Excerpts from a dataset
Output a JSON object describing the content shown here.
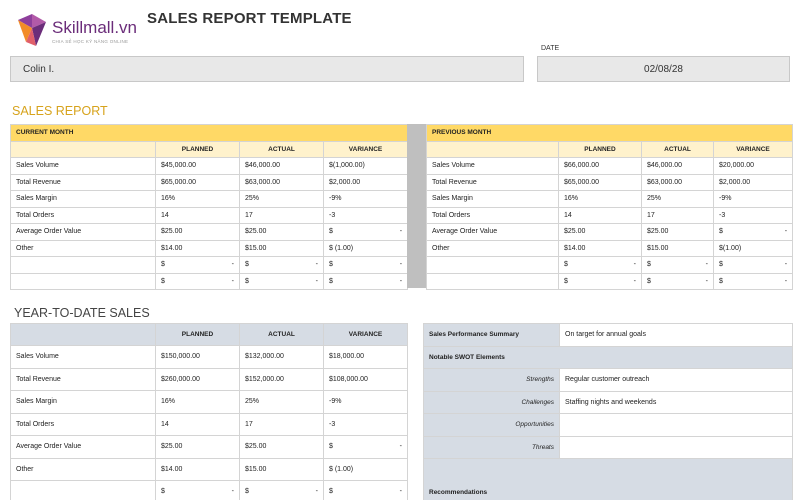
{
  "brand": {
    "name": "Skillmall.vn",
    "tagline": "CHIA SẺ HỌC KỸ NĂNG ONLINE",
    "colors": {
      "purple": "#6b2d7a",
      "orange": "#f28c28"
    }
  },
  "title": "SALES REPORT TEMPLATE",
  "header": {
    "name": "Colin I.",
    "date_label": "DATE",
    "date": "02/08/28"
  },
  "sales_report": {
    "title": "SALES REPORT",
    "current": {
      "heading": "CURRENT MONTH",
      "columns": [
        "PLANNED",
        "ACTUAL",
        "VARIANCE"
      ],
      "rows": [
        {
          "label": "Sales Volume",
          "planned": "$45,000.00",
          "actual": "$46,000.00",
          "variance": "$(1,000.00)"
        },
        {
          "label": "Total Revenue",
          "planned": "$65,000.00",
          "actual": "$63,000.00",
          "variance": "$2,000.00"
        },
        {
          "label": "Sales Margin",
          "planned": "16%",
          "actual": "25%",
          "variance": "-9%"
        },
        {
          "label": "Total Orders",
          "planned": "14",
          "actual": "17",
          "variance": "-3"
        },
        {
          "label": "Average Order Value",
          "planned": "$25.00",
          "actual": "$25.00",
          "variance_sym": "$",
          "variance_val": "-"
        },
        {
          "label": "Other",
          "planned": "$14.00",
          "actual": "$15.00",
          "variance": "$ (1.00)"
        }
      ],
      "empty_symbol": "$",
      "empty_value": "-"
    },
    "previous": {
      "heading": "PREVIOUS MONTH",
      "columns": [
        "PLANNED",
        "ACTUAL",
        "VARIANCE"
      ],
      "rows": [
        {
          "label": "Sales Volume",
          "planned": "$66,000.00",
          "actual": "$46,000.00",
          "variance": "$20,000.00"
        },
        {
          "label": "Total Revenue",
          "planned": "$65,000.00",
          "actual": "$63,000.00",
          "variance": "$2,000.00"
        },
        {
          "label": "Sales Margin",
          "planned": "16%",
          "actual": "25%",
          "variance": "-9%"
        },
        {
          "label": "Total Orders",
          "planned": "14",
          "actual": "17",
          "variance": "-3"
        },
        {
          "label": "Average Order Value",
          "planned": "$25.00",
          "actual": "$25.00",
          "variance_sym": "$",
          "variance_val": "-"
        },
        {
          "label": "Other",
          "planned": "$14.00",
          "actual": "$15.00",
          "variance": "$(1.00)"
        }
      ]
    }
  },
  "ytd": {
    "title": "YEAR-TO-DATE SALES",
    "columns": [
      "PLANNED",
      "ACTUAL",
      "VARIANCE"
    ],
    "rows": [
      {
        "label": "Sales Volume",
        "planned": "$150,000.00",
        "actual": "$132,000.00",
        "variance": "$18,000.00"
      },
      {
        "label": "Total Revenue",
        "planned": "$260,000.00",
        "actual": "$152,000.00",
        "variance": "$108,000.00"
      },
      {
        "label": "Sales Margin",
        "planned": "16%",
        "actual": "25%",
        "variance": "-9%"
      },
      {
        "label": "Total Orders",
        "planned": "14",
        "actual": "17",
        "variance": "-3"
      },
      {
        "label": "Average Order Value",
        "planned": "$25.00",
        "actual": "$25.00",
        "variance_sym": "$",
        "variance_val": "-"
      },
      {
        "label": "Other",
        "planned": "$14.00",
        "actual": "$15.00",
        "variance": "$ (1.00)"
      }
    ]
  },
  "summary": {
    "performance_label": "Sales Performance Summary",
    "performance_value": "On target for annual goals",
    "swot_heading": "Notable SWOT Elements",
    "swot": [
      {
        "label": "Strengths",
        "value": "Regular customer outreach"
      },
      {
        "label": "Challenges",
        "value": "Staffing nights and weekends"
      },
      {
        "label": "Opportunities",
        "value": ""
      },
      {
        "label": "Threats",
        "value": ""
      }
    ],
    "recommendations_label": "Recommendations"
  }
}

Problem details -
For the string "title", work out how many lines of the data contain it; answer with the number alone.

Your solution -
3